Skip to main content

Ruth Lowe Estate

When the Toronto-based songwriter and big-band pianist Ruth Lowe wrote I’ll Never Smile Again in 1939, she certainly believed the sentiment. Less than a year into marriage, she had lost her first husband, a Chicago song pusher named Harold Cohen. In the hospital for a routine kidney operation, he died on the operating table. She composed the lament while still grieving.

The song was the exact opposite of a self-fulfilling prophecy, however. Lowe smiled plenty when it was arranged by Tommy Dorsey for his band’s young singer Frank Sinatra. The recording became a hit, rocketing both Lowe and Sinatra to stardom in 1940. Three years later, she remarried and co-wrote another hit for Sinatra, Put Your Dreams Away (For Another Day).

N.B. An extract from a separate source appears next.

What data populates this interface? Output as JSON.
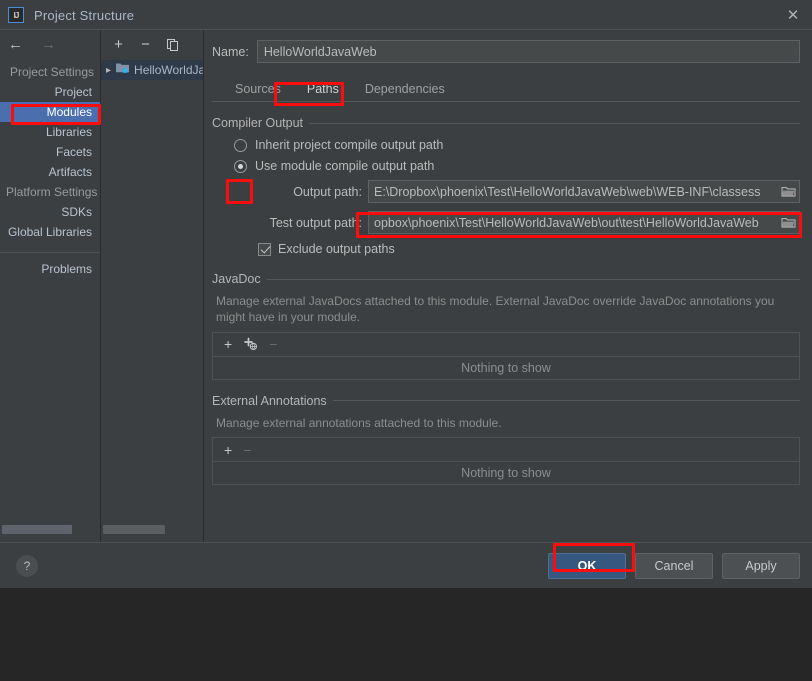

Lowe is the subject of Until I Smile at You: How One Girl’s Heartbreak Electrified Frank Sinatra’s Fame!, a biography written by Peter Jennings with Tom Sandler, Lowe’s son. Sandler spoke to The Globe and Mail about the song (now considered a standard) and his mother, a pioneering songwriter in a music industry dominated at the time by the fedora-clad gender.

From left: Frank Sinatra, Ruth Lowe and Tommy Dorsey.Ruth Lowe Estate

What kind of person was your mother?

She was fun. She was hip. She was a jazz musician who played in an all-women orchestra and hung out in New York with Frank Sinatra and Duke Ellington. She loved playing cards. She really understood that life was to be enjoyed, and that to find joy and happiness was a highly viable goal in life.

How did her music career begin?

Her father passed away in the mid-1930s. In her late teens, she had to become the sole supporter of her family. She did it by demonstrating music in a Toronto music store. People would come in to purchase sheet music, and they would have a live musician on site play it. That was my mom’s first job. Then Ina Ray Hutton came in with her all-female big band the Melodears to play the CNE Bandshell. Her piano player was sick and couldn’t make the gig. She was looking for a female piano player who could do the jazz stuff. She contacted the Toronto Musicians’ Union and told them if she was blonde, that would be an asset. My mother fit the bill.

The heartbreak of the breakthrough song she wrote, I’ll Never Smile Again, came from a true place, yes?

She had returned to Toronto from Chicago, after her husband died during a routine operation. She wrote it late one night in 1939. She sat down at the piano and in 10 minutes the song was written. The day before she wrote it, she told her sister, Mickey, “I’ll never smile again.” That’s how she was feeling.

Bob Hope and Lowe.Ruth Lowe Estate

She did smile again, though – ironically because of the song.

It certainly didn’t hurt. When Frank Sinatra recorded it in 1940 with Tommy Dorsey’s band, it was the No. 1 song on the first-ever Billboard chart. All of a sudden, she became a celebrity. There was a lot of attention paid to her artistry and to her ability as a musician. And there was serious revenue coming in. All that is going to cure a lot of problems.

Did she battle sexism?

I don’t think so. She had this magic wand, which was her music. That kind of neutralized everything and everybody.

Your aunt Mickey, your mother’s sister, figures in the story. What was her role?

She travelled with my mom, and was her secretary. She passed away this year, at age 99. She was a wealth of knowledge for this book. She told me once, “You know, your mom brought this guy to the apartment once. He was good-looking, but he didn’t make an impression on me.” It was Frank Sinatra.

Did your mother ever have a romantic relationship with Sinatra?

I don’t think so, to be honest with you. She had just come from this marriage that ended tragically. I don’t know if she was even in a place where she was even thinking about anything like that. She married her second husband, my dad, in 1943. Then she started a family. She had all the things she wanted at that point.

Has she received all the recognition she deserves? Why doesn’t she have a star on the Canadian Walk of Fame?

I’ve been in touch with them. Let’s just say the Walk of Fame people know me very well, and they know her story. I’m lobbying them, and I think I’m close.

Too bad Sinatra’s not around to persuade them. As in, “You’ve got a nice sidewalk there, be a shame if anything happened to it.”

[Laughs] I like that. Let’s see what happens. I’m also hoping to get a Juno named after her. I’ve spoken with them as well. I think it’s time. I think it’s appropriate.

This interview has been edited and condensed.

Expand your mind and build your reading list with the Books newsletter. Sign up today.

Report an error

Editorial code of conduct